=== Assignment ===
Your copy should repeat each record exactly and contain none of the pictures.

=== Listed entries ===
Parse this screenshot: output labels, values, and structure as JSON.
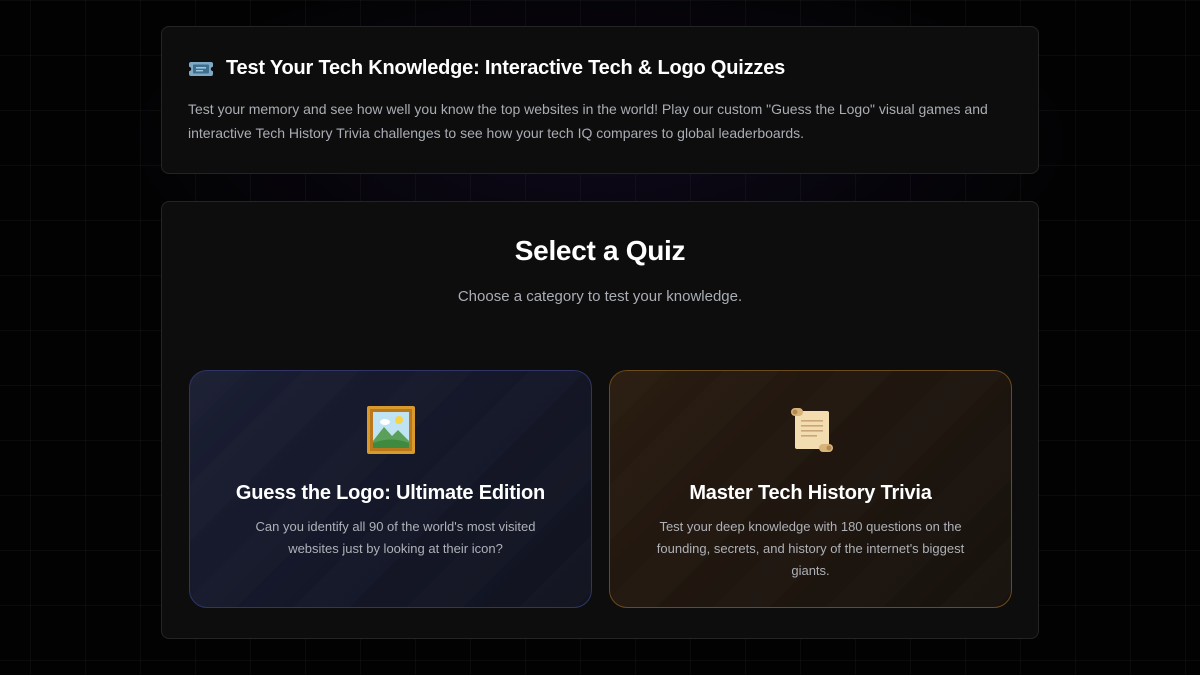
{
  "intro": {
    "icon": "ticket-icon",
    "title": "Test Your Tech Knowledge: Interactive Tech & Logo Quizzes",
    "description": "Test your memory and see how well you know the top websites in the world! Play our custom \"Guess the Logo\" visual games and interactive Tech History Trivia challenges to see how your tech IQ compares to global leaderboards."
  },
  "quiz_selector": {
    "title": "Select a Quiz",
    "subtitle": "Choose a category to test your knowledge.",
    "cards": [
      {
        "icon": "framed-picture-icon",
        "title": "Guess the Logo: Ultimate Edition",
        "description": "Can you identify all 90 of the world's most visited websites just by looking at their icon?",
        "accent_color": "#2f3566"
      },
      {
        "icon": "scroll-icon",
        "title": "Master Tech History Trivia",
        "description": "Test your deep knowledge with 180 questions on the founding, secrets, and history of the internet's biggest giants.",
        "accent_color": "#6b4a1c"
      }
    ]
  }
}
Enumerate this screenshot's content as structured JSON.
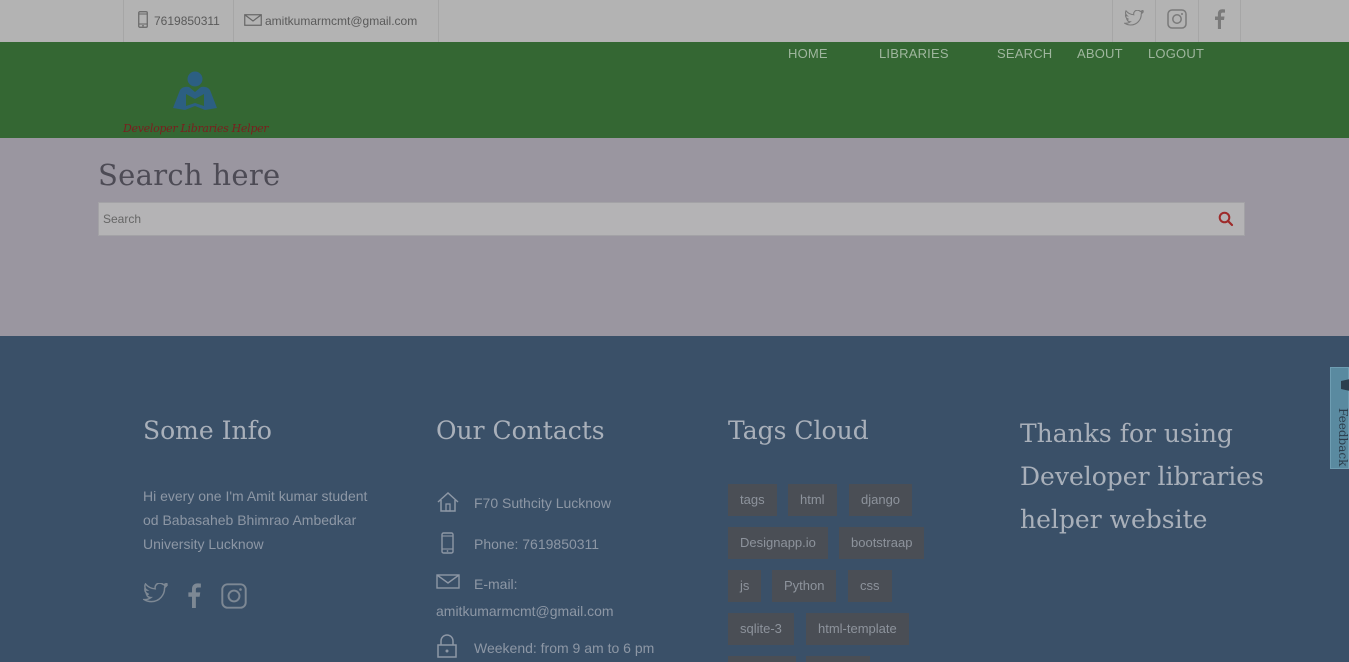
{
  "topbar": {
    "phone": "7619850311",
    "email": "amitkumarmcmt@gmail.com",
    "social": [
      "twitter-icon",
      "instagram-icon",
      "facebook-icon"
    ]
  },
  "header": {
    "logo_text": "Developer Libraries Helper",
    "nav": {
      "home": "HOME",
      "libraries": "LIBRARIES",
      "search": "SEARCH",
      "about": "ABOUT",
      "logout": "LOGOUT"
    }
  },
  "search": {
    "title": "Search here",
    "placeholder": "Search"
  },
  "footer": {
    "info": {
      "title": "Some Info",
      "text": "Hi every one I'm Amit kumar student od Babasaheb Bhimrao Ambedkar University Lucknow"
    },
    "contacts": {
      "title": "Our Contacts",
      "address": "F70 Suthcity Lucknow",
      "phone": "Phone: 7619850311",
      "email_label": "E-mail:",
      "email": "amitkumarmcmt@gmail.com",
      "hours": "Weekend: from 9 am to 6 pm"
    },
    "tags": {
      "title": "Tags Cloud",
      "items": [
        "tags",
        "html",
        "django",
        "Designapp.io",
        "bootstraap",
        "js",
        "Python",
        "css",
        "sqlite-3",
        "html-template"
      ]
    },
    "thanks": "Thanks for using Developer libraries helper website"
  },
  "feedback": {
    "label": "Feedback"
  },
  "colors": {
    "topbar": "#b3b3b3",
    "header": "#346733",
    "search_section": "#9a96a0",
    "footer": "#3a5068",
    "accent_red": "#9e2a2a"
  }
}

=== Solution below ===
Parse this screenshot: output labels, values, and structure as JSON.
{
  "intro": {
    "icon": "ticket-icon",
    "title": "Test Your Tech Knowledge: Interactive Tech & Logo Quizzes",
    "description": "Test your memory and see how well you know the top websites in the world! Play our custom \"Guess the Logo\" visual games and interactive Tech History Trivia challenges to see how your tech IQ compares to global leaderboards."
  },
  "quiz_selector": {
    "title": "Select a Quiz",
    "subtitle": "Choose a category to test your knowledge.",
    "cards": [
      {
        "icon": "framed-picture-icon",
        "title": "Guess the Logo: Ultimate Edition",
        "description": "Can you identify all 90 of the world's most visited websites just by looking at their icon?",
        "accent_color": "#2f3566"
      },
      {
        "icon": "scroll-icon",
        "title": "Master Tech History Trivia",
        "description": "Test your deep knowledge with 180 questions on the founding, secrets, and history of the internet's biggest giants.",
        "accent_color": "#6b4a1c"
      }
    ]
  }
}
Enumerate this screenshot's content as structured JSON.
{
  "topbar": {
    "phone": "7619850311",
    "email": "amitkumarmcmt@gmail.com",
    "social": [
      "twitter-icon",
      "instagram-icon",
      "facebook-icon"
    ]
  },
  "header": {
    "logo_text": "Developer Libraries Helper",
    "nav": {
      "home": "HOME",
      "libraries": "LIBRARIES",
      "search": "SEARCH",
      "about": "ABOUT",
      "logout": "LOGOUT"
    }
  },
  "search": {
    "title": "Search here",
    "placeholder": "Search"
  },
  "footer": {
    "info": {
      "title": "Some Info",
      "text": "Hi every one I'm Amit kumar student od Babasaheb Bhimrao Ambedkar University Lucknow"
    },
    "contacts": {
      "title": "Our Contacts",
      "address": "F70 Suthcity Lucknow",
      "phone": "Phone: 7619850311",
      "email_label": "E-mail:",
      "email": "amitkumarmcmt@gmail.com",
      "hours": "Weekend: from 9 am to 6 pm"
    },
    "tags": {
      "title": "Tags Cloud",
      "items": [
        "tags",
        "html",
        "django",
        "Designapp.io",
        "bootstraap",
        "js",
        "Python",
        "css",
        "sqlite-3",
        "html-template"
      ]
    },
    "thanks": "Thanks for using Developer libraries helper website"
  },
  "feedback": {
    "label": "Feedback"
  },
  "colors": {
    "topbar": "#b3b3b3",
    "header": "#346733",
    "search_section": "#9a96a0",
    "footer": "#3a5068",
    "accent_red": "#9e2a2a"
  }
}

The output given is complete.